After twenty one years in ministry, I’ve worked with and ministered to thousands of people. And ten minutes ago, I realized something. I can now, finally and authoritatively, paint you a vivid picture of a person who is genuinely passionate about their church.
Hint: It has almost nothing to do with having their needs met. In fact, by and large, people who make having their own needs met the criteria for how passionate they are about their church are generally the people who are most critical of it.
No, the most passionate churchgoers are the ones serving sacrificially in their sweet spot. They’re the ones taking the initiative to build authentic community (not just wanting it). They’re generous givers. They’re inviting friends. They’re walking out the doors and doing what they learned. They love to give themselves to a cause bigger than themselves instead of just being fed by it. In other words, the most passionate people are defined by positive verbs.

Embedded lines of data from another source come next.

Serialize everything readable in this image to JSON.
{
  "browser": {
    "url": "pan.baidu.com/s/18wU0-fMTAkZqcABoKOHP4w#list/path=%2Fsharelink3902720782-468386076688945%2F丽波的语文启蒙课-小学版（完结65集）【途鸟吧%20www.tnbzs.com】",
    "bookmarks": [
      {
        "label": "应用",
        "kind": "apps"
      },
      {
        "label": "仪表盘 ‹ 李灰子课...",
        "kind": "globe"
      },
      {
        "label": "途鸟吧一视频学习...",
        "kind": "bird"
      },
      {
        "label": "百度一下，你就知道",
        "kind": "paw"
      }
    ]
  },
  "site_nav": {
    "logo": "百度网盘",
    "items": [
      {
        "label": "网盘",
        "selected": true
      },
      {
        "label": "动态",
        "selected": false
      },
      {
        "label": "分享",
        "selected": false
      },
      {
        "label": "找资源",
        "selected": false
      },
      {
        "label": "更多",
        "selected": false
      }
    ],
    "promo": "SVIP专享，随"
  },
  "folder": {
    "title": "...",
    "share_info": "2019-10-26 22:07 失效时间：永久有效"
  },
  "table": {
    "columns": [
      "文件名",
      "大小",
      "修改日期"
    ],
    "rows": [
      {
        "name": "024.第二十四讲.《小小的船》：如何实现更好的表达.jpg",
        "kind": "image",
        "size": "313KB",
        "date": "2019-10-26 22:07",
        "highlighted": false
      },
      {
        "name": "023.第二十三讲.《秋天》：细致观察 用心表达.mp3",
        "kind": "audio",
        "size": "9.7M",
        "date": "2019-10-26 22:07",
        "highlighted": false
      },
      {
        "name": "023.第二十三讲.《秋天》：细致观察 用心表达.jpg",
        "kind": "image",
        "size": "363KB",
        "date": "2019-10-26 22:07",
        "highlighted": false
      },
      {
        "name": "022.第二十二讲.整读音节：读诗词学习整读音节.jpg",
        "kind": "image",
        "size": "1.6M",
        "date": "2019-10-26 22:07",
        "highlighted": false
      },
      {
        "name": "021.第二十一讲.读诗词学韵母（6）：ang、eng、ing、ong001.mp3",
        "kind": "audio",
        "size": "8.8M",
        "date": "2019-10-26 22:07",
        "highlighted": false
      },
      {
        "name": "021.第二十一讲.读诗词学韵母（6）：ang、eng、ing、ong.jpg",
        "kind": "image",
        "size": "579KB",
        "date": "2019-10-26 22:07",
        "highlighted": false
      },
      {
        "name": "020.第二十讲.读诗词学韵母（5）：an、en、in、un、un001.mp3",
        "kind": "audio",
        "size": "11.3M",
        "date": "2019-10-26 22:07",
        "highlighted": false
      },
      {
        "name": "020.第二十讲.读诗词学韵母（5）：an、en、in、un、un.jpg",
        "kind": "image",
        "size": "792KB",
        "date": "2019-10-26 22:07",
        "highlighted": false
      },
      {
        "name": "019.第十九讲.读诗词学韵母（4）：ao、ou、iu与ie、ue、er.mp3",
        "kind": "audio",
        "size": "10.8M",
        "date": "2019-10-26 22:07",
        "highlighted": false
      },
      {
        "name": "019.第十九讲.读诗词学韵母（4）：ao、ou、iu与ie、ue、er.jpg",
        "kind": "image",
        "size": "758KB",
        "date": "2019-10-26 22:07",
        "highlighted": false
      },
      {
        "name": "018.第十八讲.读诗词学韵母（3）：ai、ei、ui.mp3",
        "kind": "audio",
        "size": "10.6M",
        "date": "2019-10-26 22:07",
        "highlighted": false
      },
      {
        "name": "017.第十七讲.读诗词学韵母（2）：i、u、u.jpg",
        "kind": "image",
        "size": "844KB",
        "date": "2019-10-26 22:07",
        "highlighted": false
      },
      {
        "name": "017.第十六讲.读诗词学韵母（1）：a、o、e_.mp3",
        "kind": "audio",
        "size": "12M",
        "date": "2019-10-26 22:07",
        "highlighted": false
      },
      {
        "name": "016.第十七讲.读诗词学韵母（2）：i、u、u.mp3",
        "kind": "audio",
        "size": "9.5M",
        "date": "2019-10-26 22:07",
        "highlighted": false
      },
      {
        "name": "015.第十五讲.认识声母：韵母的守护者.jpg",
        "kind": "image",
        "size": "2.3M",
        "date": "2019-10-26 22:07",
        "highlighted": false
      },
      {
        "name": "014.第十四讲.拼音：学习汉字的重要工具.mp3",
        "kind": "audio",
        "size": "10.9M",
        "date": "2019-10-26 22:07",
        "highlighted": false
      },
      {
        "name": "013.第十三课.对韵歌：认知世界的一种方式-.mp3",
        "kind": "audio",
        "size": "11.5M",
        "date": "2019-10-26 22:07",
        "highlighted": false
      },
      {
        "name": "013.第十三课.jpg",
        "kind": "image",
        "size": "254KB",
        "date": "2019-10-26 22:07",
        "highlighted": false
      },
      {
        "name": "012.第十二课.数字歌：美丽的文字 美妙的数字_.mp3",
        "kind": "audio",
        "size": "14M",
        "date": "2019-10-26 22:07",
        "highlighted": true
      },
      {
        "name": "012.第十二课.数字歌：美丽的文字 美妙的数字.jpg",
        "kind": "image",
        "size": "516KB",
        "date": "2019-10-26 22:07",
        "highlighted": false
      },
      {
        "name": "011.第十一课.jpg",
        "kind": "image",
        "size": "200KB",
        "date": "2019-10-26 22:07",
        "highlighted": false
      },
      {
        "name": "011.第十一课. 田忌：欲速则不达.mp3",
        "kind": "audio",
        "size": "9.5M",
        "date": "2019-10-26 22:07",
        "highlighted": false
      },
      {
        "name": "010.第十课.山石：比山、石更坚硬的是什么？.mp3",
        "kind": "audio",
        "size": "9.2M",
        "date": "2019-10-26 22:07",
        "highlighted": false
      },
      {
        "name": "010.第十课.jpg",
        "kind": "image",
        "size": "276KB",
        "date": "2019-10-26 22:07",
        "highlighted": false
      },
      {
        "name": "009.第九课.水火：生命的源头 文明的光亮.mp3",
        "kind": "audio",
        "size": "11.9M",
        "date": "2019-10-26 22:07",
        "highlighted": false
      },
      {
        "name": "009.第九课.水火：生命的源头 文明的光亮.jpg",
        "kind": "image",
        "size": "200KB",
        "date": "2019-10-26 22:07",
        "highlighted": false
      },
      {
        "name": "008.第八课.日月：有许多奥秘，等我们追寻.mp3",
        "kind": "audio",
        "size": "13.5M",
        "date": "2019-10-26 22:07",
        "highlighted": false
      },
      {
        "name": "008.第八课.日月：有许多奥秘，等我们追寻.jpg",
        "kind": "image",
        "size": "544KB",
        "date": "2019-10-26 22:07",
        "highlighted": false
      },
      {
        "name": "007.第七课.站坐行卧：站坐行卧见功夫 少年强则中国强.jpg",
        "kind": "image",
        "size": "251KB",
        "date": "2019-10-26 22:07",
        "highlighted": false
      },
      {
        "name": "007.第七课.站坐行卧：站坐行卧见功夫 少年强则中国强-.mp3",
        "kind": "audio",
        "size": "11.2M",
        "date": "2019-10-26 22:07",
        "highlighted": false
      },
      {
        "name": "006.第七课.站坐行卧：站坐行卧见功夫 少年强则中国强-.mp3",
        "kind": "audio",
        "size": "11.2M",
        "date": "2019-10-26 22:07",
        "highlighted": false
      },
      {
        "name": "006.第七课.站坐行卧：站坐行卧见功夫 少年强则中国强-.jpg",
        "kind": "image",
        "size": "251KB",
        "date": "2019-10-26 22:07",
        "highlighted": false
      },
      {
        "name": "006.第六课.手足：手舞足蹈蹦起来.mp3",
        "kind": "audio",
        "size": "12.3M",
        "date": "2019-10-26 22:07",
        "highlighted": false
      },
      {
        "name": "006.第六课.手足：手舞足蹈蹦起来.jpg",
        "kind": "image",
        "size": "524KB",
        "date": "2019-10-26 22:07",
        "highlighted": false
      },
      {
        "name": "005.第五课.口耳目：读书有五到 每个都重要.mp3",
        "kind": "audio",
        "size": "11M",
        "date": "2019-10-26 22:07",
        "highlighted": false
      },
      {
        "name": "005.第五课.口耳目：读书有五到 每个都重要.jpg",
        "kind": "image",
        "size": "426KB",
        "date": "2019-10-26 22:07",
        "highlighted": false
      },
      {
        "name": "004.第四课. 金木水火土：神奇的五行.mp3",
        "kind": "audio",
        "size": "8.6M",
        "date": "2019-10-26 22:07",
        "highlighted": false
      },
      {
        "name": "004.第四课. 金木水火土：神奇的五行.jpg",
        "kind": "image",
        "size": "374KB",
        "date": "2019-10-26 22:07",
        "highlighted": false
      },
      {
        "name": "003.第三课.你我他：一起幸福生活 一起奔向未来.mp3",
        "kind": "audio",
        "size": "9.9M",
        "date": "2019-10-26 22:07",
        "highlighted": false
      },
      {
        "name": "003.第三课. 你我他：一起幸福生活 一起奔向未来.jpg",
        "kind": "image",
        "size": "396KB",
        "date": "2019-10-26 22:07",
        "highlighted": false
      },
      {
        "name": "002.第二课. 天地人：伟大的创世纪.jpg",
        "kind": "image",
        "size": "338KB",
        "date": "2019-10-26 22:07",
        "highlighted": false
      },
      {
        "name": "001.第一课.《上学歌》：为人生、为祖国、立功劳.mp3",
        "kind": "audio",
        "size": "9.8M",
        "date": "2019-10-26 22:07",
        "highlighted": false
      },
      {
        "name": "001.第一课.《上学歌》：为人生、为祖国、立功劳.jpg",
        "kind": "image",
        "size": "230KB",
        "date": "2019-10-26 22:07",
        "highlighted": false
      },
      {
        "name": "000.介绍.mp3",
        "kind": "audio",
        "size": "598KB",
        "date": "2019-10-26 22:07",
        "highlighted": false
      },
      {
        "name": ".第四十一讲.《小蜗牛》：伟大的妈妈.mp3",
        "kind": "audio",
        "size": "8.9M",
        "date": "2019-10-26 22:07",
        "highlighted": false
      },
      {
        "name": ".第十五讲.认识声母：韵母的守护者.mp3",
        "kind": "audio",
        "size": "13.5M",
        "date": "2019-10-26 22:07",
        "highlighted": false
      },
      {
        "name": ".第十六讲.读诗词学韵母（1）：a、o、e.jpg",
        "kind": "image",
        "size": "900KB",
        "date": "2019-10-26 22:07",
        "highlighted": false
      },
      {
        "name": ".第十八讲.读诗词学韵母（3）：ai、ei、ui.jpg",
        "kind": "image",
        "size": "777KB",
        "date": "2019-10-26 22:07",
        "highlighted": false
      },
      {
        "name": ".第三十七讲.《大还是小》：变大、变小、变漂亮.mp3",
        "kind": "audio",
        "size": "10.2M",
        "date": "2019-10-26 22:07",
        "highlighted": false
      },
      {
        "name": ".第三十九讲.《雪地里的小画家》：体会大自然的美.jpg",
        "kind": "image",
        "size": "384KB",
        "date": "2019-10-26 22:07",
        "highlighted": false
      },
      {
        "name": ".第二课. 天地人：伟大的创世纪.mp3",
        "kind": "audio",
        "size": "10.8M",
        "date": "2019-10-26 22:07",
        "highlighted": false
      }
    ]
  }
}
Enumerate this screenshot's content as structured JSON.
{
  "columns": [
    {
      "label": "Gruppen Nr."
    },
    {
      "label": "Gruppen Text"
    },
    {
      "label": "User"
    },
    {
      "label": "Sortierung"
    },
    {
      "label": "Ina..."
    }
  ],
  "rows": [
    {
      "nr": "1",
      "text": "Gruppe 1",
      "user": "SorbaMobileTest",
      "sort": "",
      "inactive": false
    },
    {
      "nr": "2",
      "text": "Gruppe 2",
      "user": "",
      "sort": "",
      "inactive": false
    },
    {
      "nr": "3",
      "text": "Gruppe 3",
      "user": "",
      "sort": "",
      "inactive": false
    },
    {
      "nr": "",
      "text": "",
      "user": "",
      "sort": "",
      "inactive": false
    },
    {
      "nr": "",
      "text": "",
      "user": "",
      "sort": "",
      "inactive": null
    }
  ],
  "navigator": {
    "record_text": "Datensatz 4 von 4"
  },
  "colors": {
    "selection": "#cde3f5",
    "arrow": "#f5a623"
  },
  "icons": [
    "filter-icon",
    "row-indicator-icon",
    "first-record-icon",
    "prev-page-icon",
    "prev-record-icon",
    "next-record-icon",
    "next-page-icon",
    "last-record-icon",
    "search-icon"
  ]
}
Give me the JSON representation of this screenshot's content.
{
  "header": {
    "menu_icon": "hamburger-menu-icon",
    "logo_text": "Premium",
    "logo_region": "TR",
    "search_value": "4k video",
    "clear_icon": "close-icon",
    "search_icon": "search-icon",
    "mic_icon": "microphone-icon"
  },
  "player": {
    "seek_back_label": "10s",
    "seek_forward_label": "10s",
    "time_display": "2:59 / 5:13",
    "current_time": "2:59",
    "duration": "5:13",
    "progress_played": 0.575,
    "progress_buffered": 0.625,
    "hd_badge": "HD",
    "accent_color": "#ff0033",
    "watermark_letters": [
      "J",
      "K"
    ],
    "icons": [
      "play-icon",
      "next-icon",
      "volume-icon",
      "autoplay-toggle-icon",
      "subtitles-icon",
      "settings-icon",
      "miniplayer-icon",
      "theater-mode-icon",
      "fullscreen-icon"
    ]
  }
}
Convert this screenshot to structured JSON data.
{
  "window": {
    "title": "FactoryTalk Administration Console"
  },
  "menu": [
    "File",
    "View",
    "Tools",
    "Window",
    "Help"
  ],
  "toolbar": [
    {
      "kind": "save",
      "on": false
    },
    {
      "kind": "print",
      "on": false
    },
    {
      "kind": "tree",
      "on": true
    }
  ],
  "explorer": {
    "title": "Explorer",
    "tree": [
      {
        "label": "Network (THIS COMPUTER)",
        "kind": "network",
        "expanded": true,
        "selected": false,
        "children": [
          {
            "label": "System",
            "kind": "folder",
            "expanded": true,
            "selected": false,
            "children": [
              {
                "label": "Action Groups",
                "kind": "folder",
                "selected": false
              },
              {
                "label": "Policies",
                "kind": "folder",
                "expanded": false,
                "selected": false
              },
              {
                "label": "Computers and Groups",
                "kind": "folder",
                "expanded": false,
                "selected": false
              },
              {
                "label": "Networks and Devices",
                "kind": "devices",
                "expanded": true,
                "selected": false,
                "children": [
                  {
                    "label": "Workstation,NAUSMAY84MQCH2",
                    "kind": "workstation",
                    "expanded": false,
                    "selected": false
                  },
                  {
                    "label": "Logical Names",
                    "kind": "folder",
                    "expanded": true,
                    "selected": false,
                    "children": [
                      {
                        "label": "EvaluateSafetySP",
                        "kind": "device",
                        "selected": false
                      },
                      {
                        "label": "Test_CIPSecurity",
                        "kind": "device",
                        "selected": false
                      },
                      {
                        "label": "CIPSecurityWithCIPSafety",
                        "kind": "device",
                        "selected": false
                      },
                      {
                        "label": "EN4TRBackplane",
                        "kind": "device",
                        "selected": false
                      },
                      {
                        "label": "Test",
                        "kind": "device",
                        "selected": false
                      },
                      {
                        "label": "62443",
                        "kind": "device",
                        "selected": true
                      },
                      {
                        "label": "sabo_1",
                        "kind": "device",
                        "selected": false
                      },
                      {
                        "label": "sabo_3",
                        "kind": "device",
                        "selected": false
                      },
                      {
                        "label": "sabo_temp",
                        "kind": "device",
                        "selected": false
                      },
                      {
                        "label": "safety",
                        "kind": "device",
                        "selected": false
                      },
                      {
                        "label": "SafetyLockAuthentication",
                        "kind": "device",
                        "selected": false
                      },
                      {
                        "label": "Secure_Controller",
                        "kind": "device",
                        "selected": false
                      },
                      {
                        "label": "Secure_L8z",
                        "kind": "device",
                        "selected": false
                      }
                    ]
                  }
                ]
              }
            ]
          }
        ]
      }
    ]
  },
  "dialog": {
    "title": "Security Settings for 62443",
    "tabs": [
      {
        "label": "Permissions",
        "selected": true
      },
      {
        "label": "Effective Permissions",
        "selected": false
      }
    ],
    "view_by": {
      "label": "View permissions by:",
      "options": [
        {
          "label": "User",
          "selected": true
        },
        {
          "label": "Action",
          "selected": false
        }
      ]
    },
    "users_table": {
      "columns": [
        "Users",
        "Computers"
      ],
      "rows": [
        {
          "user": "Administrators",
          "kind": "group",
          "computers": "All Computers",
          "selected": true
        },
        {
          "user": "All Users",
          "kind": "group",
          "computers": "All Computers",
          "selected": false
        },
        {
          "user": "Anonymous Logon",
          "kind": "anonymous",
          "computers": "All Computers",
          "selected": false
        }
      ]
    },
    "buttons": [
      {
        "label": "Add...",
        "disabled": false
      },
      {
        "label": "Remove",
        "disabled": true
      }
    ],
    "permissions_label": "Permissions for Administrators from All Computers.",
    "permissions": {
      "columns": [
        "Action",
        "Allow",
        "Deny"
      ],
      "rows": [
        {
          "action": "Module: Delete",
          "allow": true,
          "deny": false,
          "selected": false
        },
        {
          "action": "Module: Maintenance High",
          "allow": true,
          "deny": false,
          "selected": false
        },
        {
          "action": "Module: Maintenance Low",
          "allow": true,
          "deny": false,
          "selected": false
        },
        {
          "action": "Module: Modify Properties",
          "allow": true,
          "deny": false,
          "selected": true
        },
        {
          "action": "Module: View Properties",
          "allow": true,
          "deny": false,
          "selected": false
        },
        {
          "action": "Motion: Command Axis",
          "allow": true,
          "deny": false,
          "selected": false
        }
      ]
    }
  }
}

Isn’t that backwards? Aren’t those things the result of being passionate? Nope. They’re the cause. It turns out passion is a byproduct of engagement. Investment. Sacrifice. Buy-in. You want proof? Pick a poor person in your church. Any one will do. Do you care about them? Are you passionate about their needs, their decisions, their day-to-day life? Maybe. Sorta. Cause’ I oughta be.
Now imagine scraping together a hard earned $1000 and pressing it into their palm in the foyer on Sunday morning. As they walk away whistling with the cash, your heart goes with them, doesn’t it? Suddenly you’re praying for them. Lying awake at night wondering if they spent the money wisely. Asking them how they’re doing.
Passion follows engagement.
1. Agreement. In other words, people think through their church and realize, “This is what I’m all about”—or, and this is critical—they are able to look at what’s going on and say, “Close enough.” IE, your church doesn’t have to do things exactly the way you want to take this step. Not being able to say, “close enough” may be standing in the way of true passion for you. Incidentally, leaders have to say “close enough” every single day because no one sees the vision exactly like they do but there are people moving the same direction that need affirming. What I’m advocating is extending that very same grace in response. This is where people start saying, “I believe in this.”
2. Excitement. Emotions get stirred. Maybe a vision talk preached it’s way under your skin, maybe there’s cool stuff happening in the ministries that jive with what you think is important and it all just gives you goosebumps. This excitement is great—necessary, even—but it’s only temporary. The purpose of emotion at this point is to catapult you into action. If it doesn’t, this will fade, and quickly. The purpose of this stage is to engage the heart. People take their “I believe” and add, “and I care.”
3. Action. You do something. This is where you dive in and invest yourself in every way you can think of. Not in a measured, tithing sort of way, but investing as if what you’re into can actually change the world and is worth dying for (or at least your part of it). This is where people take their “I believe, I care” and add, “and I commit.”
4. Leadership. Not the stuffy org chart kind. I mean what happens when we take the initiative to be the change and infect people with the vision. This, it turns out, is where real passion finds wings. When we become contagious advocates. This is where people take their “I commit” and ramp it up into an “I’m committed.”
So… you want to love your church? That’s a choice. And the choice is this: Engage or consume. Of course, there are exceptions—truly brutal churches that are hard to love or have so far to go that it’s hard to see the light, even at the end of the tunnel. The problem is, I think people assume far too quickly that their church is “one of those bad churches” without diving in to find out themselves. Cause honestly? The churches worth getting excited about are the ones full of great people just like you… fully engaged in building it.
So… what do you think?